|Title||Monitoring long-term soundscape trends in US Waters: The NOAA/NPS Ocean Noise Reference Station Network|
|Publication Type||Journal Article|
|Year of Publication||2018|
|Authors||Haver S.M, Gedamke J., Hatch L.T, Dziak R.P, Van Parijs S., McKenna MF, Barlow J, Berchok C., DiDonato E., Hanson B., Haxel J., Holt M., Lipski D., Matsumoto H., Meinig C., Mellinger D.K, Moore S.E, Oleson E.M, Soldevilla M.S, Klinck H.|
|Type of Article||Article|
|Keywords||Acoustic monitoring; airguns; ecosystem; Environmental Sciences & Ecology; International Relations; island; mid-atlantic ocean; national marine sanctuary; north-atlantic; Ocean conservation; Ocean noise management; right whales; risk; southern california; underwater ambient noise|
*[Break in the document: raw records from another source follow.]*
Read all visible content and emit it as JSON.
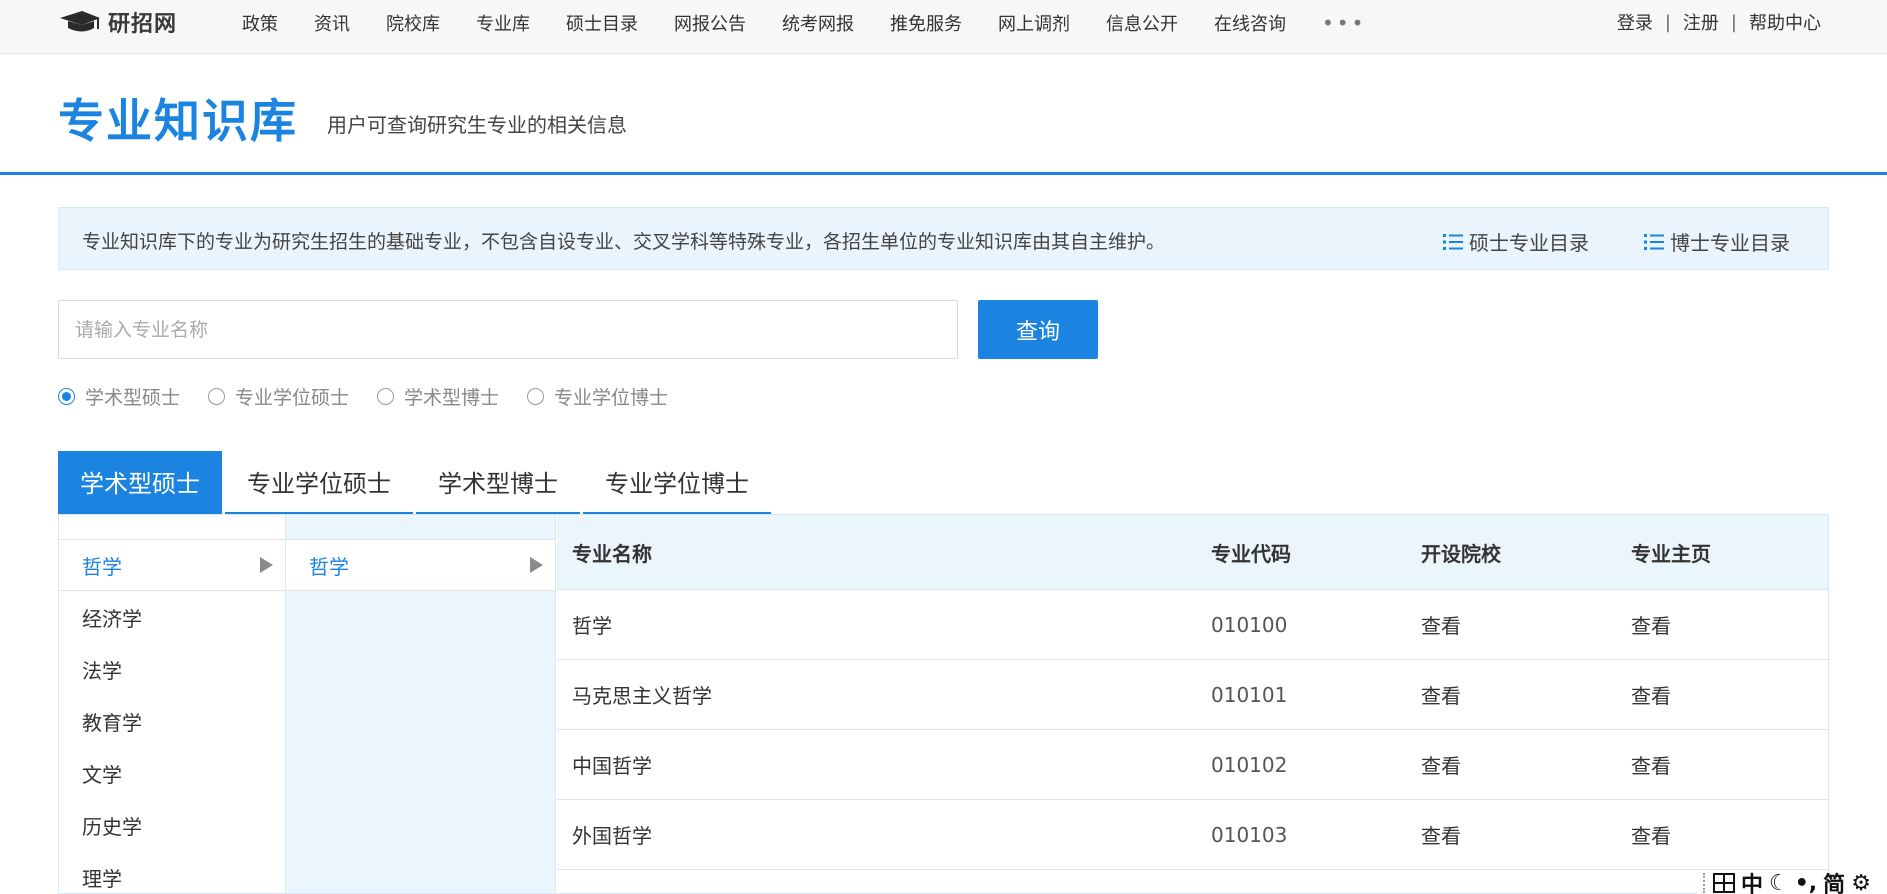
{
  "nav": {
    "logo_text": "研招网",
    "items": [
      "政策",
      "资讯",
      "院校库",
      "专业库",
      "硕士目录",
      "网报公告",
      "统考网报",
      "推免服务",
      "网上调剂",
      "信息公开",
      "在线咨询"
    ],
    "more": "•••",
    "login": "登录",
    "register": "注册",
    "help": "帮助中心",
    "sep": "|"
  },
  "header": {
    "title": "专业知识库",
    "subtitle": "用户可查询研究生专业的相关信息"
  },
  "notice": {
    "text": "专业知识库下的专业为研究生招生的基础专业，不包含自设专业、交叉学科等特殊专业，各招生单位的专业知识库由其自主维护。",
    "master_catalog": "硕士专业目录",
    "doctor_catalog": "博士专业目录"
  },
  "search": {
    "placeholder": "请输入专业名称",
    "value": "",
    "button": "查询"
  },
  "radios": {
    "options": [
      "学术型硕士",
      "专业学位硕士",
      "学术型博士",
      "专业学位博士"
    ],
    "selected": "学术型硕士"
  },
  "tabs": [
    "学术型硕士",
    "专业学位硕士",
    "学术型博士",
    "专业学位博士"
  ],
  "level1": [
    "哲学",
    "经济学",
    "法学",
    "教育学",
    "文学",
    "历史学",
    "理学"
  ],
  "level2": [
    "哲学"
  ],
  "table": {
    "headers": [
      "专业名称",
      "专业代码",
      "开设院校",
      "专业主页"
    ],
    "rows": [
      {
        "name": "哲学",
        "code": "010100",
        "schools": "查看",
        "home": "查看"
      },
      {
        "name": "马克思主义哲学",
        "code": "010101",
        "schools": "查看",
        "home": "查看"
      },
      {
        "name": "中国哲学",
        "code": "010102",
        "schools": "查看",
        "home": "查看"
      },
      {
        "name": "外国哲学",
        "code": "010103",
        "schools": "查看",
        "home": "查看"
      }
    ]
  },
  "ime": {
    "lang": "中",
    "mode": "简"
  },
  "colors": {
    "accent": "#1a84e0",
    "light_blue": "#eaf5fc"
  }
}
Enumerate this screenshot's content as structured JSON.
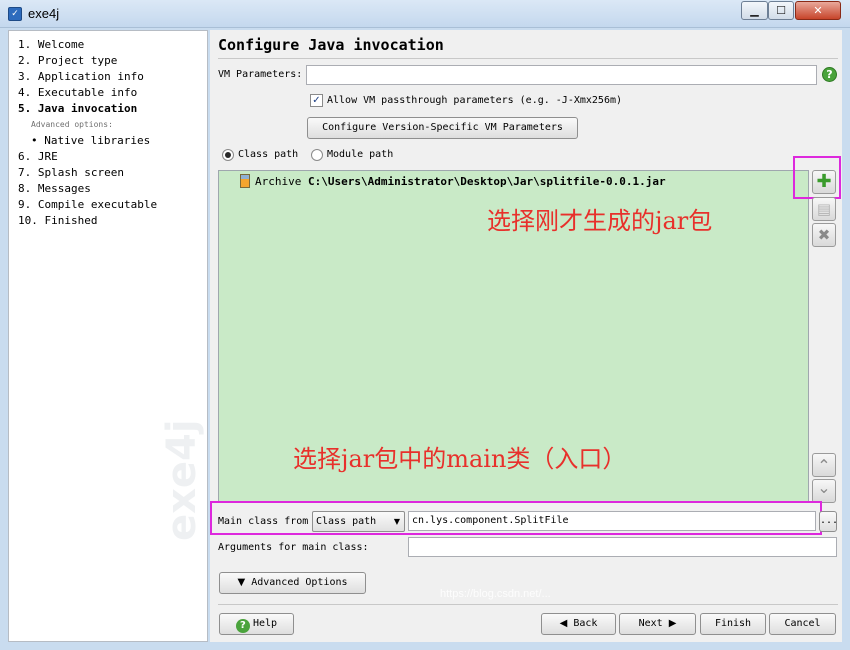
{
  "window": {
    "title": "exe4j",
    "minimize_glyph": "▁",
    "maximize_glyph": "☐",
    "close_glyph": "✕"
  },
  "steps": [
    {
      "label": "1. Welcome"
    },
    {
      "label": "2. Project type"
    },
    {
      "label": "3. Application info"
    },
    {
      "label": "4. Executable info"
    },
    {
      "label": "5. Java invocation",
      "active": true
    },
    {
      "label": "Advanced options:"
    },
    {
      "label": "• Native libraries"
    },
    {
      "label": "6. JRE"
    },
    {
      "label": "7. Splash screen"
    },
    {
      "label": "8. Messages"
    },
    {
      "label": "9. Compile executable"
    },
    {
      "label": "10. Finished"
    }
  ],
  "sidebar_watermark": "exe4j",
  "page": {
    "title": "Configure Java invocation",
    "vm_params_label": "VM Parameters:",
    "vm_params_value": "",
    "help_glyph": "?",
    "passthrough_label": "Allow VM passthrough parameters (e.g. -J-Xmx256m)",
    "passthrough_checked": true,
    "version_vm_button": "Configure Version-Specific VM Parameters",
    "classpath_radio": "Class path",
    "modulepath_radio": "Module path",
    "selected_path_mode": "Class path"
  },
  "classpath": {
    "entries": [
      {
        "type": "Archive",
        "path": "C:\\Users\\Administrator\\Desktop\\Jar\\splitfile-0.0.1.jar"
      }
    ],
    "add_glyph": "✚",
    "edit_glyph": "▤",
    "remove_glyph": "✖",
    "up_glyph": "⌃",
    "down_glyph": "⌄"
  },
  "annotations": {
    "select_jar": "选择刚才生成的jar包",
    "select_main": "选择jar包中的main类（入口）"
  },
  "main_class": {
    "label": "Main class from",
    "source": "Class path",
    "value": "cn.lys.component.SplitFile",
    "browse_label": "..."
  },
  "arguments": {
    "label": "Arguments for main class:",
    "value": ""
  },
  "advanced_button": "Advanced Options",
  "nav": {
    "help": "Help",
    "back": "Back",
    "next": "Next",
    "finish": "Finish",
    "cancel": "Cancel"
  },
  "url_watermark": "https://blog.csdn.net/...",
  "colors": {
    "list_bg": "#c9eac7",
    "highlight": "#dd28dd",
    "annotation": "#e8302b",
    "add_green": "#3a9b2c"
  }
}
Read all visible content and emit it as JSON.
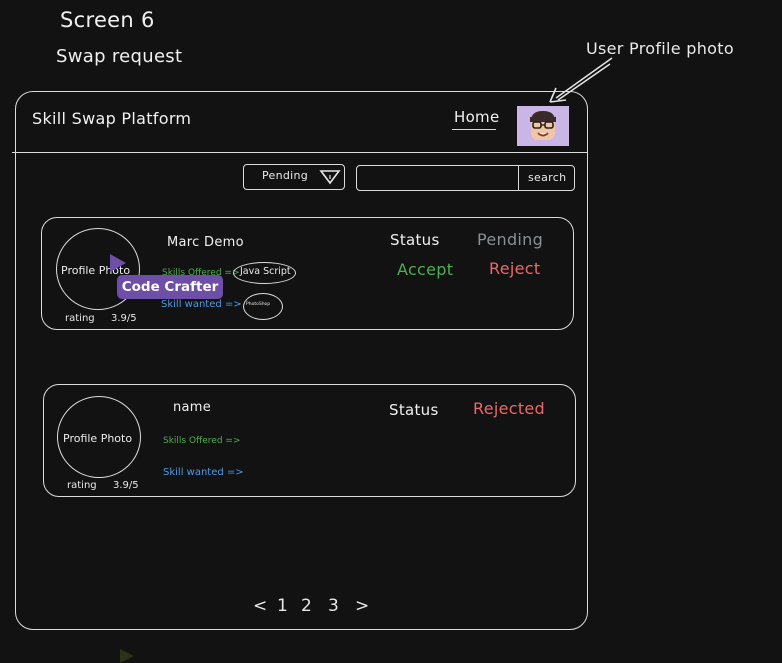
{
  "annotations": {
    "screen_title": "Screen 6",
    "screen_subtitle": "Swap request",
    "profile_photo_note": "User Profile photo"
  },
  "header": {
    "app_title": "Skill Swap Platform",
    "home_link": "Home",
    "avatar_icon": "user-avatar-icon"
  },
  "toolbar": {
    "filter_value": "Pending",
    "filter_icon": "dropdown-triangle-icon",
    "search_placeholder": "",
    "search_button": "search"
  },
  "requests": [
    {
      "photo_label": "Profile Photo",
      "name": "Marc Demo",
      "skills_offered_label": "Skills Offered =>",
      "skill_offered": "Java Script",
      "skill_wanted_label": "Skill wanted =>",
      "skill_wanted": "PhotoShop",
      "rating_label": "rating",
      "rating_value": "3.9/5",
      "status_label": "Status",
      "status_value": "Pending",
      "accept_label": "Accept",
      "reject_label": "Reject",
      "tooltip": "Code Crafter"
    },
    {
      "photo_label": "Profile Photo",
      "name": "name",
      "skills_offered_label": "Skills Offered =>",
      "skill_wanted_label": "Skill wanted =>",
      "rating_label": "rating",
      "rating_value": "3.9/5",
      "status_label": "Status",
      "status_value": "Rejected"
    }
  ],
  "pagination": {
    "prev": "<",
    "pages": [
      "1",
      "2",
      "3"
    ],
    "next": ">"
  },
  "colors": {
    "background": "#121212",
    "accept": "#4caf50",
    "reject": "#e96a6a",
    "pending": "#8a8f96",
    "skill_wanted": "#4a9be8",
    "tooltip": "#6e4fa7",
    "avatar_bg": "#c9b5e6"
  }
}
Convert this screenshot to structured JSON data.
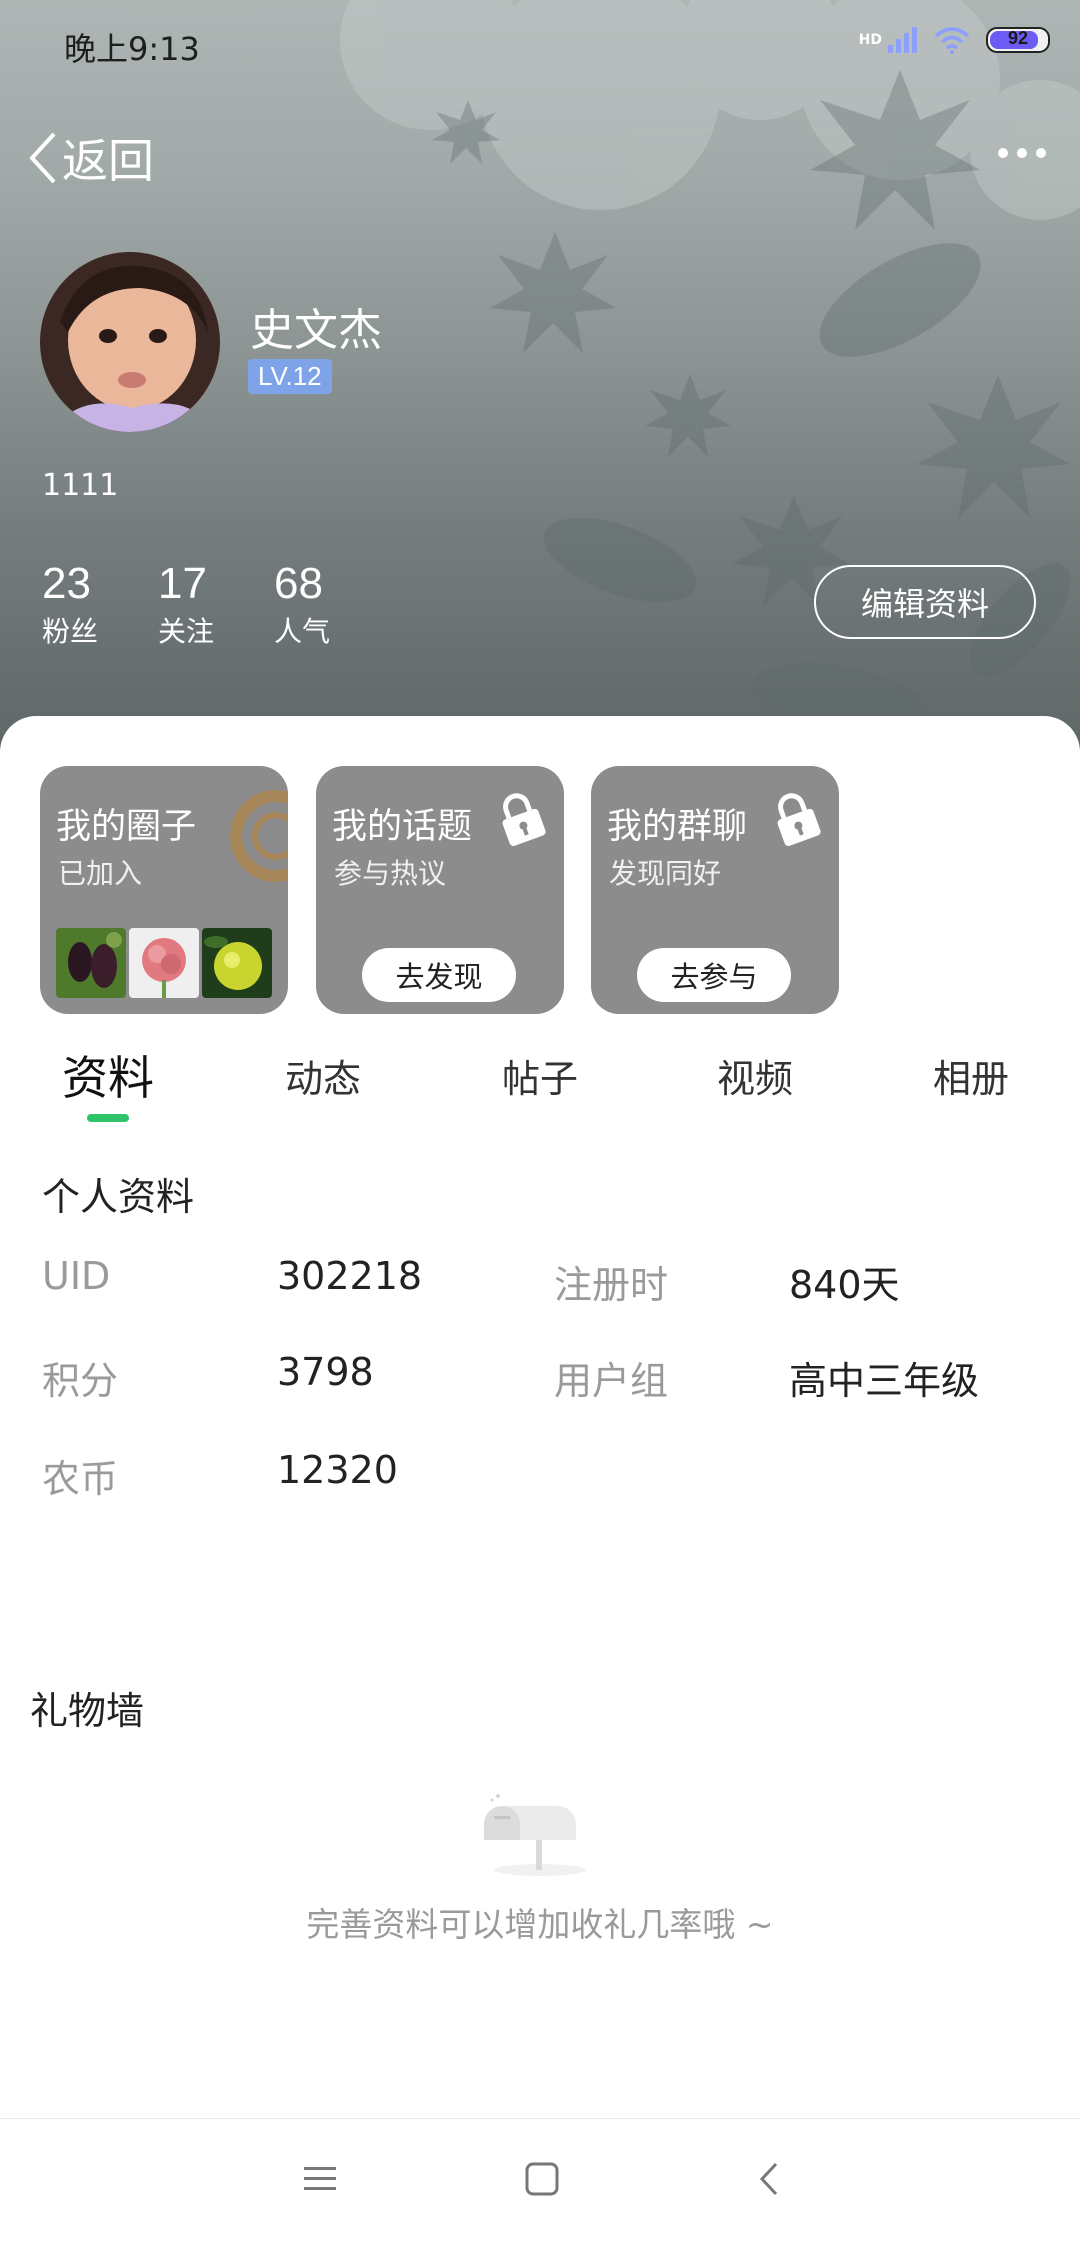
{
  "status_bar": {
    "time": "晚上9:13",
    "network": "HD",
    "battery_level": "92",
    "battery_fraction": 0.92,
    "battery_color": "#6d5cf3"
  },
  "nav": {
    "back_label": "返回"
  },
  "profile": {
    "name": "史文杰",
    "level": "LV.12",
    "signature": "1111",
    "stats": [
      {
        "value": "23",
        "label": "粉丝"
      },
      {
        "value": "17",
        "label": "关注"
      },
      {
        "value": "68",
        "label": "人气"
      }
    ],
    "edit_label": "编辑资料"
  },
  "cards": [
    {
      "title": "我的圈子",
      "subtitle": "已加入"
    },
    {
      "title": "我的话题",
      "subtitle": "参与热议",
      "button": "去发现"
    },
    {
      "title": "我的群聊",
      "subtitle": "发现同好",
      "button": "去参与"
    }
  ],
  "tabs": [
    {
      "label": "资料",
      "active": true
    },
    {
      "label": "动态"
    },
    {
      "label": "帖子"
    },
    {
      "label": "视频"
    },
    {
      "label": "相册"
    }
  ],
  "info": {
    "title": "个人资料",
    "fields": [
      {
        "label": "UID",
        "value": "302218"
      },
      {
        "label": "注册时",
        "value": "840天"
      },
      {
        "label": "积分",
        "value": "3798"
      },
      {
        "label": "用户组",
        "value": "高中三年级"
      },
      {
        "label": "农币",
        "value": "12320"
      }
    ]
  },
  "gift_wall": {
    "title": "礼物墙",
    "empty_text": "完善资料可以增加收礼几率哦 ~"
  },
  "colors": {
    "accent": "#2ec46a",
    "level_badge": "#7ea3e8",
    "card_bg": "#8c8c8c"
  }
}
The National Oceanic and Atmospheric Administration (NOAA)/National Park Service (NPS) Ocean Noise Reference Station (NRS) Network is an array of currently twelve calibrated autonomous passive acoustic recorders. The first NRS was deployed in June 2014, and eleven additional stations were added to the network during the following two years. The twelve stations record data that can be used to quantify baseline levels and multi-year trends in ocean ambient sound across the continental United States, Alaska, Hawaii, and island territories within and near to the United States Exclusive Economic Zone (U.S. EEZ). The network provides multi-year, continuous observations of low-frequency underwater sound between 10 Hz and 2000 Hz to capture anthropogenic, biological, and geophysical contributions to the marine soundscape at each location. Comparisons over time and among recording sites will provide information on the presence of calling animals and the prevalence of abiotic and anthropogenic activities that contribute to each soundscape. Implementation of the NRS Network advances broad-scale passive acoustic sensing capabilities within NOAA and the NPS and is an important tool for monitoring protected areas and marine species and assessing potential environmental impacts of anthropogenic noise sources. This analysis focuses on the first year of recordings and captures the wide variability of low-frequency sound levels among and within individual NRS sites over time. Continued data collection will provide information on long-term, low-frequency sound level trends within or near the U.S. EEZ and will be used to explore the value of using soundscape analysis to inform management and mitigation strategies.
|Short Title||Mar. Pol.|